[Your instructions]
Look through the listing for the string "name" and copy out every line that holds it.

[Data to examine]
=======

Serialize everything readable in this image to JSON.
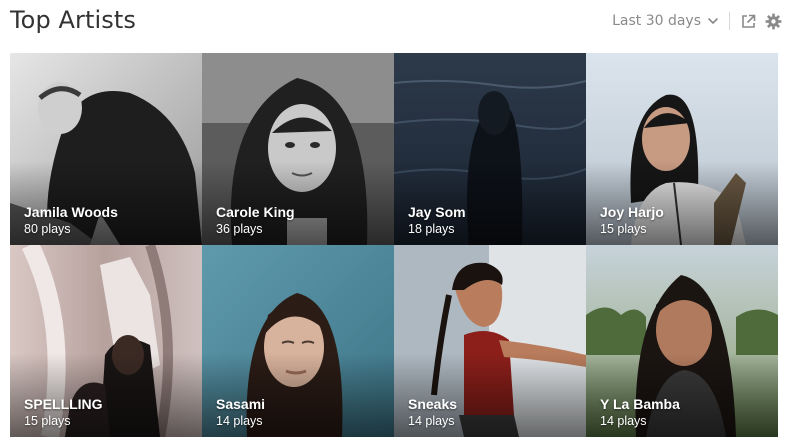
{
  "header": {
    "title": "Top Artists",
    "range_label": "Last 30 days",
    "icons": {
      "range": "chevron-down-icon",
      "share": "share-icon",
      "settings": "gear-icon"
    }
  },
  "artists": [
    {
      "name": "Jamila Woods",
      "plays": "80 plays"
    },
    {
      "name": "Carole King",
      "plays": "36 plays"
    },
    {
      "name": "Jay Som",
      "plays": "18 plays"
    },
    {
      "name": "Joy Harjo",
      "plays": "15 plays"
    },
    {
      "name": "SPELLLING",
      "plays": "15 plays"
    },
    {
      "name": "Sasami",
      "plays": "14 plays"
    },
    {
      "name": "Sneaks",
      "plays": "14 plays"
    },
    {
      "name": "Y La Bamba",
      "plays": "14 plays"
    }
  ],
  "colors": {
    "title": "#333333",
    "muted": "#8a8a8a"
  }
}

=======

[Answer to this problem]
      "name": "Jamila Woods",
      "name": "Carole King",
      "name": "Jay Som",
      "name": "Joy Harjo",
      "name": "SPELLLING",
      "name": "Sasami",
      "name": "Sneaks",
      "name": "Y La Bamba",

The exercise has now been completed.